■ Web page and app entries:
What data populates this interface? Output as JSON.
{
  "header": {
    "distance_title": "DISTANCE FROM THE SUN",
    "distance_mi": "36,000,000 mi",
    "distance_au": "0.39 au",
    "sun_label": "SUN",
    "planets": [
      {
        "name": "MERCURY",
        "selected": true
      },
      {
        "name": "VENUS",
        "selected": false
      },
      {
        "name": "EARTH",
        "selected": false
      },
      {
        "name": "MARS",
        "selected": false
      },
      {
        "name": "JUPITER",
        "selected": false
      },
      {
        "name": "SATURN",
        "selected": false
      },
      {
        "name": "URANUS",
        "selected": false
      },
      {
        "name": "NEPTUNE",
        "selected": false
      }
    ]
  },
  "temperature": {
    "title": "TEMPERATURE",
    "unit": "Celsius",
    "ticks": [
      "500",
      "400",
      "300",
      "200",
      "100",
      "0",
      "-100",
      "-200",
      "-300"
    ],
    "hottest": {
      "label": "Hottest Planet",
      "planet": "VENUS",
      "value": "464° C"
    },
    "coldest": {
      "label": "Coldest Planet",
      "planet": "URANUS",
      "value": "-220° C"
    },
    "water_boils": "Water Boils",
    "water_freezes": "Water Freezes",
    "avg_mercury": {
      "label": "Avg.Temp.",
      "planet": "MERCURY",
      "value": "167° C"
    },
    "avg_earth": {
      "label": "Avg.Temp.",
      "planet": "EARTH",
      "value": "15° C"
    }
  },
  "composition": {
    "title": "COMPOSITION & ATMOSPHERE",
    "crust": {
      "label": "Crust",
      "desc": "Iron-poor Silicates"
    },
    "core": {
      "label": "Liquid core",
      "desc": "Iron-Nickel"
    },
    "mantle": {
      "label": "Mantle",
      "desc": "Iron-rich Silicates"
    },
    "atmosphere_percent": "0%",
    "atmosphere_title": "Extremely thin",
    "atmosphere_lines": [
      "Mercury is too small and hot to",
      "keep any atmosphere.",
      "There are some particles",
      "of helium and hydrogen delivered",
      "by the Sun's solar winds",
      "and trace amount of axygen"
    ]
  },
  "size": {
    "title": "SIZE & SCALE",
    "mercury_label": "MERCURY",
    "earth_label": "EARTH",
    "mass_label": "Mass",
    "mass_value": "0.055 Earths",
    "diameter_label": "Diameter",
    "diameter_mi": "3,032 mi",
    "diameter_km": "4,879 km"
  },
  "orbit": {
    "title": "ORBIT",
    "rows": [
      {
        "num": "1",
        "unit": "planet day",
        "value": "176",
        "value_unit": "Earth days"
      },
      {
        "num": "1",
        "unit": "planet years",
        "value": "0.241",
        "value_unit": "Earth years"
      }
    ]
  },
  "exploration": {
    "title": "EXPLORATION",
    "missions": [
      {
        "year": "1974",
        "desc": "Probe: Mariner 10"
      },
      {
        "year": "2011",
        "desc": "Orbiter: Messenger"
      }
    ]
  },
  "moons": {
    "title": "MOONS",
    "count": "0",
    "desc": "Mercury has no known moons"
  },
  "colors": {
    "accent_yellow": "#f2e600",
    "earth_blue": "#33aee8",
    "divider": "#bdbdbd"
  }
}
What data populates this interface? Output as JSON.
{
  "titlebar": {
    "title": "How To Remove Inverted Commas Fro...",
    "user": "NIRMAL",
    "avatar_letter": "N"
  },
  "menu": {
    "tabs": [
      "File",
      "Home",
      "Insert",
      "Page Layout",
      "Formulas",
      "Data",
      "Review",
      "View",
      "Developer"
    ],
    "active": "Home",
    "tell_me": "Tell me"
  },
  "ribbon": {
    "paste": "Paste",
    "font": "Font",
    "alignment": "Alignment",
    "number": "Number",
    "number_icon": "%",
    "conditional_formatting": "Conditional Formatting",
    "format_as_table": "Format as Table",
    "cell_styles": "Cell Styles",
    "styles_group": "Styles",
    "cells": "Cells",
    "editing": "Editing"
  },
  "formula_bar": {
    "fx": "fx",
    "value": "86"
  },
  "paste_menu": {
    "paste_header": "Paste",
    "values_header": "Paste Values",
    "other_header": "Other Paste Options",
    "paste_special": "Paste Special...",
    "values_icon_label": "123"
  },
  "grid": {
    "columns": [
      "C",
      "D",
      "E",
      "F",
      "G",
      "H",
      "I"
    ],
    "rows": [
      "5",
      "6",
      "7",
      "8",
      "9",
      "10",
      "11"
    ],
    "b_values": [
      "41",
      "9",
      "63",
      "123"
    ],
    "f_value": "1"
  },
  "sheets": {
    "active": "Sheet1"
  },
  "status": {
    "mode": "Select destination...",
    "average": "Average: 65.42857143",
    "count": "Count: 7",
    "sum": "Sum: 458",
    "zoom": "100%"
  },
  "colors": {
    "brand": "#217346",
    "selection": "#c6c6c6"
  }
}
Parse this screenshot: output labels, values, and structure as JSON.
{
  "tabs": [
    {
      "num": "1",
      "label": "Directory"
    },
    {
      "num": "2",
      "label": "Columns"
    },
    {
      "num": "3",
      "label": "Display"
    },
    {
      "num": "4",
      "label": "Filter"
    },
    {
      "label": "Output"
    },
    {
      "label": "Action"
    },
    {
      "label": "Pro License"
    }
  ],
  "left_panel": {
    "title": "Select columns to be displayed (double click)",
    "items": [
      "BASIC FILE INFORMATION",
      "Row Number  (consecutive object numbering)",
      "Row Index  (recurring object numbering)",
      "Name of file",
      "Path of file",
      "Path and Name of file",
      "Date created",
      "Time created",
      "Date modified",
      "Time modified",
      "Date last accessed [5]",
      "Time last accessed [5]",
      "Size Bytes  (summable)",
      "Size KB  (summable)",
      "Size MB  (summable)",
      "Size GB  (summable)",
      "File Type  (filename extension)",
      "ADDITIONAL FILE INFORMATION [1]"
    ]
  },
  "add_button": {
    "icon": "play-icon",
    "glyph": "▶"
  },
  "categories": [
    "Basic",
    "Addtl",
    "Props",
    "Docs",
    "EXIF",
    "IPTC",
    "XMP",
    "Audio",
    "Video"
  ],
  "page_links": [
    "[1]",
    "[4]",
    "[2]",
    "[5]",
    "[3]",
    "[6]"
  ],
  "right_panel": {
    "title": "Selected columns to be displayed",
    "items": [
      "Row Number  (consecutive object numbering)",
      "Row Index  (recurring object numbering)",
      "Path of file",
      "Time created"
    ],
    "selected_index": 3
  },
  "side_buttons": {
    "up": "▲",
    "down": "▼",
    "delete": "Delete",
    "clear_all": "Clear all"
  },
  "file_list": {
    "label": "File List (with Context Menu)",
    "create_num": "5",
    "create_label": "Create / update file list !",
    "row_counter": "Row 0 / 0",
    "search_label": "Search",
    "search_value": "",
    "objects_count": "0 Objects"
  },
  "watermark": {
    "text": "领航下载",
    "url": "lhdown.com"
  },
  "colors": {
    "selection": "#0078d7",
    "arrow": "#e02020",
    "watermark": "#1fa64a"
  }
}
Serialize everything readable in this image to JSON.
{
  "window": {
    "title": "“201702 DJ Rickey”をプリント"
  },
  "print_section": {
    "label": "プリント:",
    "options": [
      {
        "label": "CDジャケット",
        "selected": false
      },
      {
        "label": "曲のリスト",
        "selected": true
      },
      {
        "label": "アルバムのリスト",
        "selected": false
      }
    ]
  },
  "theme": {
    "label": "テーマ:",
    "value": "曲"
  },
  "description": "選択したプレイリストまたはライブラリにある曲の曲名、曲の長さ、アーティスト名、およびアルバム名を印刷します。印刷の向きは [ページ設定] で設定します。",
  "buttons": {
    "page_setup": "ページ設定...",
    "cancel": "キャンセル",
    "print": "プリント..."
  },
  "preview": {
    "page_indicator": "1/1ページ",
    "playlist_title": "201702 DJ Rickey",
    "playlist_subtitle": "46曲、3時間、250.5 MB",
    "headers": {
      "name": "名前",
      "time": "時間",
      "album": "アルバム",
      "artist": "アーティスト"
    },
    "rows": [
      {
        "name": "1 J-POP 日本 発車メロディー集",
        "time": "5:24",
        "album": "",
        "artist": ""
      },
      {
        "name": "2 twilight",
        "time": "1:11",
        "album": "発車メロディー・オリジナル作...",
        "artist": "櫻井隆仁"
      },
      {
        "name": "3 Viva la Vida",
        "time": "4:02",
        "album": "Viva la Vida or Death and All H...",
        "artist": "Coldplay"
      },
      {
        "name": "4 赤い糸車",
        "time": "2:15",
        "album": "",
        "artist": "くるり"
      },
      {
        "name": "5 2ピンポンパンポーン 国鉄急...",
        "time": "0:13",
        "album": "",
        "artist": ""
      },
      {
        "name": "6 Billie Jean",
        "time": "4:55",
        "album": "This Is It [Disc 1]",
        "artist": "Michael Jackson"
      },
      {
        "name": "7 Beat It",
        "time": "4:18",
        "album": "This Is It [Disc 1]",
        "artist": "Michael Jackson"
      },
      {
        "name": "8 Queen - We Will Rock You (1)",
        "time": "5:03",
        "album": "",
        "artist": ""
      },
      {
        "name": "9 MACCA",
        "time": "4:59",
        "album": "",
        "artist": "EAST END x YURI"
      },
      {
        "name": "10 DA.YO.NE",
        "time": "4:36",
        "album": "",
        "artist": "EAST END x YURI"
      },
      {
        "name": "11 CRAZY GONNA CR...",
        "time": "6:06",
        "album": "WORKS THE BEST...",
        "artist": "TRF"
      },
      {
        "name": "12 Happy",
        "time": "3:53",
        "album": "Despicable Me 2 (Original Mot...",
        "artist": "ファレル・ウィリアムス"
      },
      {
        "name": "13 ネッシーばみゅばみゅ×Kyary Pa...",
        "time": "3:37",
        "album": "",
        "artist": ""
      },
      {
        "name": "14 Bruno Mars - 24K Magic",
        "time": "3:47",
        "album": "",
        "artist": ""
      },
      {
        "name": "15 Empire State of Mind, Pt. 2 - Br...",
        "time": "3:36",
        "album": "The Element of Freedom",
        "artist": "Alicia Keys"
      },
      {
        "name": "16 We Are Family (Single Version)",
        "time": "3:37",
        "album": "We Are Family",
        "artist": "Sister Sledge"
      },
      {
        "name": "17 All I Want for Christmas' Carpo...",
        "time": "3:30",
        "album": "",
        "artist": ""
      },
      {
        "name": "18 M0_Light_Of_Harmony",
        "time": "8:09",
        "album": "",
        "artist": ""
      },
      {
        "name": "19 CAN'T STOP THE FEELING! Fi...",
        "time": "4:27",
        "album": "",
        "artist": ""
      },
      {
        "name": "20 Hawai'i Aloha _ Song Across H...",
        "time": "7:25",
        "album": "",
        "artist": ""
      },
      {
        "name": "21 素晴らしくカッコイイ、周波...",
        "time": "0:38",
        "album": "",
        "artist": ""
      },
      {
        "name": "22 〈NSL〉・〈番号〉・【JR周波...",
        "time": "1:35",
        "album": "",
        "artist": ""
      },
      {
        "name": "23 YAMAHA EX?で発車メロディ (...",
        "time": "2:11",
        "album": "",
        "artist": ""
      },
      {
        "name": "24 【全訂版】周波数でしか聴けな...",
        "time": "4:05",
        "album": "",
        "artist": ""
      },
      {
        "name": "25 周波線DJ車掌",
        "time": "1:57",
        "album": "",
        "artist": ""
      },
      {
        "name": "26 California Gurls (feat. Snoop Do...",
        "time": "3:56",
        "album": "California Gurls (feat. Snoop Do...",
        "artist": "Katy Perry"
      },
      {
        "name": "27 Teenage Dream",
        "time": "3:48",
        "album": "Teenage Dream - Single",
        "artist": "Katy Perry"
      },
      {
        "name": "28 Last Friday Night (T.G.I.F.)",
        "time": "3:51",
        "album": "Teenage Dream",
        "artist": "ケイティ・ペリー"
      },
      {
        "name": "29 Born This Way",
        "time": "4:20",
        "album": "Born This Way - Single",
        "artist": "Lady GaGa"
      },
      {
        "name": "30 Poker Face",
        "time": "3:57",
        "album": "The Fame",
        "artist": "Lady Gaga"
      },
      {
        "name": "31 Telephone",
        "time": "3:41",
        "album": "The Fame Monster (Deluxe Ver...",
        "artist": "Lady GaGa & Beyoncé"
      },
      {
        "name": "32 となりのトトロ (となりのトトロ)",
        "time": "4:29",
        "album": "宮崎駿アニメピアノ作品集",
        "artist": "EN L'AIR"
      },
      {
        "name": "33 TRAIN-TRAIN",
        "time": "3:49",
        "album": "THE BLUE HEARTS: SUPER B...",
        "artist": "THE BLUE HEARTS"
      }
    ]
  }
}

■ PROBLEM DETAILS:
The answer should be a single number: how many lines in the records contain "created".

■ TASK RESPONSE:
3